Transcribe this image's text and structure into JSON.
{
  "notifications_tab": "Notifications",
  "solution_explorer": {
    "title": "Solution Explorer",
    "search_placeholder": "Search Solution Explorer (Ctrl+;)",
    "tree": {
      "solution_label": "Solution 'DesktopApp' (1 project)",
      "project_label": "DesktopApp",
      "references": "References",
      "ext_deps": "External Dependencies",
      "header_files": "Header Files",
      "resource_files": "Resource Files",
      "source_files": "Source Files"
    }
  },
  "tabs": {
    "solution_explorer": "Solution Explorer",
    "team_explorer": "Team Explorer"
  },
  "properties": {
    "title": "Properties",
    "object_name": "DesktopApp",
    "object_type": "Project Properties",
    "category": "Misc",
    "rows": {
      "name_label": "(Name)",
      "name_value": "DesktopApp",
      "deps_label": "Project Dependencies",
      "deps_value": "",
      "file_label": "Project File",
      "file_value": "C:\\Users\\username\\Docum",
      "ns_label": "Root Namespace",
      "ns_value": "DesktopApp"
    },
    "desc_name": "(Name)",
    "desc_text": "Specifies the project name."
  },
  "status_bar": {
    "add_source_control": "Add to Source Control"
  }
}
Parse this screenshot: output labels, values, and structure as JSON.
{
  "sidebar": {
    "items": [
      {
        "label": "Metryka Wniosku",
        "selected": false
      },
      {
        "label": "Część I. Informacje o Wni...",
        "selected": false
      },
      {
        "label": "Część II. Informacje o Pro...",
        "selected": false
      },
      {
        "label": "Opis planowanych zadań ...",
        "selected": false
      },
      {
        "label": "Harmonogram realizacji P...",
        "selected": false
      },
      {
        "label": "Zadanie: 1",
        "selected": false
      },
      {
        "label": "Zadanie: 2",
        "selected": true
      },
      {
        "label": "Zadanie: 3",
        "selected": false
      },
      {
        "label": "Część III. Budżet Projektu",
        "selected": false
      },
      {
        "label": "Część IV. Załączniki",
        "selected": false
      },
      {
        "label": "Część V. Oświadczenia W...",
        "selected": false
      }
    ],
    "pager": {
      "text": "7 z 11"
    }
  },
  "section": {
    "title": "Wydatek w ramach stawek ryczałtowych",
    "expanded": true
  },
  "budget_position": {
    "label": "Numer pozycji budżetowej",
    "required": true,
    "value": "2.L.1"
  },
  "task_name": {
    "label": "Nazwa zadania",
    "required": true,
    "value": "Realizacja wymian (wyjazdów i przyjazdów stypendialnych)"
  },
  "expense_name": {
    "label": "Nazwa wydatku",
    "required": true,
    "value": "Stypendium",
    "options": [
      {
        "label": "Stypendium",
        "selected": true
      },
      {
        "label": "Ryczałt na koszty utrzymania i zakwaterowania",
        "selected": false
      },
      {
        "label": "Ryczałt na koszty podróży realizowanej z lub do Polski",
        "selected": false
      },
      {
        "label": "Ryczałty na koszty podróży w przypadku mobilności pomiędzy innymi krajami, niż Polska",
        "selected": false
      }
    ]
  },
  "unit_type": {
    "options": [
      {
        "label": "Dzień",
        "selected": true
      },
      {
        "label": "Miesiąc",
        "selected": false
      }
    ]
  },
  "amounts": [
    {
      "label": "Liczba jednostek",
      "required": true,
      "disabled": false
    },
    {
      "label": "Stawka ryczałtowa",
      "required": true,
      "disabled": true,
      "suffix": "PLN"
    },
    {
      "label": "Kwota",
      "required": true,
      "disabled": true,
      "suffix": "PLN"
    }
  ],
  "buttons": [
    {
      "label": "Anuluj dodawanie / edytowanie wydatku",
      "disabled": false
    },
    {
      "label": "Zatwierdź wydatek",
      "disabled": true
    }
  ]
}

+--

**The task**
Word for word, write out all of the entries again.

**Result below**
Transcribe this image's text and structure into JSON.
{
  "notifications_tab": "Notifications",
  "solution_explorer": {
    "title": "Solution Explorer",
    "search_placeholder": "Search Solution Explorer (Ctrl+;)",
    "tree": {
      "solution_label": "Solution 'DesktopApp' (1 project)",
      "project_label": "DesktopApp",
      "references": "References",
      "ext_deps": "External Dependencies",
      "header_files": "Header Files",
      "resource_files": "Resource Files",
      "source_files": "Source Files"
    }
  },
  "tabs": {
    "solution_explorer": "Solution Explorer",
    "team_explorer": "Team Explorer"
  },
  "properties": {
    "title": "Properties",
    "object_name": "DesktopApp",
    "object_type": "Project Properties",
    "category": "Misc",
    "rows": {
      "name_label": "(Name)",
      "name_value": "DesktopApp",
      "deps_label": "Project Dependencies",
      "deps_value": "",
      "file_label": "Project File",
      "file_value": "C:\\Users\\username\\Docum",
      "ns_label": "Root Namespace",
      "ns_value": "DesktopApp"
    },
    "desc_name": "(Name)",
    "desc_text": "Specifies the project name."
  },
  "status_bar": {
    "add_source_control": "Add to Source Control"
  }
}
Parse this screenshot: output labels, values, and structure as JSON.
{
  "sidebar": {
    "items": [
      {
        "label": "Metryka Wniosku",
        "selected": false
      },
      {
        "label": "Część I. Informacje o Wni...",
        "selected": false
      },
      {
        "label": "Część II. Informacje o Pro...",
        "selected": false
      },
      {
        "label": "Opis planowanych zadań ...",
        "selected": false
      },
      {
        "label": "Harmonogram realizacji P...",
        "selected": false
      },
      {
        "label": "Zadanie: 1",
        "selected": false
      },
      {
        "label": "Zadanie: 2",
        "selected": true
      },
      {
        "label": "Zadanie: 3",
        "selected": false
      },
      {
        "label": "Część III. Budżet Projektu",
        "selected": false
      },
      {
        "label": "Część IV. Załączniki",
        "selected": false
      },
      {
        "label": "Część V. Oświadczenia W...",
        "selected": false
      }
    ],
    "pager": {
      "text": "7 z 11"
    }
  },
  "section": {
    "title": "Wydatek w ramach stawek ryczałtowych",
    "expanded": true
  },
  "budget_position": {
    "label": "Numer pozycji budżetowej",
    "required": true,
    "value": "2.L.1"
  },
  "task_name": {
    "label": "Nazwa zadania",
    "required": true,
    "value": "Realizacja wymian (wyjazdów i przyjazdów stypendialnych)"
  },
  "expense_name": {
    "label": "Nazwa wydatku",
    "required": true,
    "value": "Stypendium",
    "options": [
      {
        "label": "Stypendium",
        "selected": true
      },
      {
        "label": "Ryczałt na koszty utrzymania i zakwaterowania",
        "selected": false
      },
      {
        "label": "Ryczałt na koszty podróży realizowanej z lub do Polski",
        "selected": false
      },
      {
        "label": "Ryczałty na koszty podróży w przypadku mobilności pomiędzy innymi krajami, niż Polska",
        "selected": false
      }
    ]
  },
  "unit_type": {
    "options": [
      {
        "label": "Dzień",
        "selected": true
      },
      {
        "label": "Miesiąc",
        "selected": false
      }
    ]
  },
  "amounts": [
    {
      "label": "Liczba jednostek",
      "required": true,
      "disabled": false
    },
    {
      "label": "Stawka ryczałtowa",
      "required": true,
      "disabled": true,
      "suffix": "PLN"
    },
    {
      "label": "Kwota",
      "required": true,
      "disabled": true,
      "suffix": "PLN"
    }
  ],
  "buttons": [
    {
      "label": "Anuluj dodawanie / edytowanie wydatku",
      "disabled": false
    },
    {
      "label": "Zatwierdź wydatek",
      "disabled": true
    }
  ]
}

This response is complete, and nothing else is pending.